In many neighborhoods, the barbershop doubles as a place of healing, where people ― particularly men of color ― can find support, perspective, and maybe a boost for their mental health.
“Barbershops have always been safe places to meet, vent, share personal experiences, and get a respite from the issues in their lives,” said Gabriel Bryant, coordinator of the Engaging Males of Color Initiative, managed through the City of Philadelphia’s Department of Behavioral Health and Disability Services. “You have a captive audience in one space, and they help you figure out solutions to your problems.”
A Place of Wisdom and Caring
Bryant tells the story of a man whose teenage son was having issues with another teen. The father was worried the conflict would lead to violence, and he decided to take his son to the barbershop. The men in the chairs talked for an hour, encouraging the boy to find other ways to resolve the issue. The father trusted the men at the shop to provide guidance, and it worked.
Building connections at the barbershop is important. In many communities, the barbershop is also a place where values and life lessons are shared across generations.
“It’s a place where men can trust their barbers with things near and dear to them and trust them to hold it close and not share it on the street,” said Will “Latif” Little, a barber for 18 years at the Jazz-U-Up barbershop in South Philadelphia. “It’s a hub. It’s a safe place. It’s a familiar place where [boys and men] get education on personal development.”
Little served 10 years in prison before finding his purpose. Now, as a life coach, he hosts Monday night classes at the barbershop for men and women on topics like financial literacy, careers in the trades, the importance of going to college, and conflict resolution.
To his satisfaction, Little sees that a lot of the young men he once mentored now have their own children. And those fathers are using the same tools they learned in his barbershop to help their children make better life choices.
Where Everybody Knows Your Name
Bryant recalls watching a basketball game at a crowded barbershop a few years ago. When someone shouted, “The Sixers stink!”, an older gentleman started sharing his memories of watching players like Dr. J (Julius Erving) hold court at the Spectrum. The shop fell quiet. The men listened and showed respect, as this older man owned the moment.
Many seniors go to the barbershop to avoid loneliness, Bryant says. Barbershops are important community support systems. “Men of color are socialized not to ask for help or seek care. The barbershop is a place where they know they can find support from other men. It’s a healthy move,” he said.

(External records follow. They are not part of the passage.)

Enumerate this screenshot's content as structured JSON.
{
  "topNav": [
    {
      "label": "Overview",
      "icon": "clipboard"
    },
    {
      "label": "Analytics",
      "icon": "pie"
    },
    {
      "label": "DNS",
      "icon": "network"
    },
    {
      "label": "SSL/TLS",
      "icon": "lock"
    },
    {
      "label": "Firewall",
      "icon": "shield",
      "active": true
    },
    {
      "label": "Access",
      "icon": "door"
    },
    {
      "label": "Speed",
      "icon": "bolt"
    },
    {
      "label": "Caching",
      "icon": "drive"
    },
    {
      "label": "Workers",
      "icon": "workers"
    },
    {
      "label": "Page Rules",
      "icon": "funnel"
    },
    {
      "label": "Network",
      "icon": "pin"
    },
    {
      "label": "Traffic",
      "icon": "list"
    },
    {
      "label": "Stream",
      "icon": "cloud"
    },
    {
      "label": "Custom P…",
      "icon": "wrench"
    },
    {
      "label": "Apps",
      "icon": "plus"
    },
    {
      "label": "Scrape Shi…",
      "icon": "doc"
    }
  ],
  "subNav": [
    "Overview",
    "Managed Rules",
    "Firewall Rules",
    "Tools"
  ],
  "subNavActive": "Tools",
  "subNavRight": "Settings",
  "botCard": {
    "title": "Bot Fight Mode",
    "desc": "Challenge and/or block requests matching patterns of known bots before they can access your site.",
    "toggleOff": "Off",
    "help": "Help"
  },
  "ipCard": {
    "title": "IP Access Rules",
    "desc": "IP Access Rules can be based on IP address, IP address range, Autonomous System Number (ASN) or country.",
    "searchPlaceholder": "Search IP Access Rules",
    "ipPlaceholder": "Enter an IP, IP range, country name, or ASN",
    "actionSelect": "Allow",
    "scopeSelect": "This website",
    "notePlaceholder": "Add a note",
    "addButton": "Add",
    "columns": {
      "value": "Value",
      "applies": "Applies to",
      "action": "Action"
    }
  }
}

“Barbers have served as community counselors, comedians, and faith leaders,” Bryant added. “A trusted barber is a strong force in the community.”
For more information about mental health, self-care strategies, and where to find help, visit ibx.com/knowyourmind.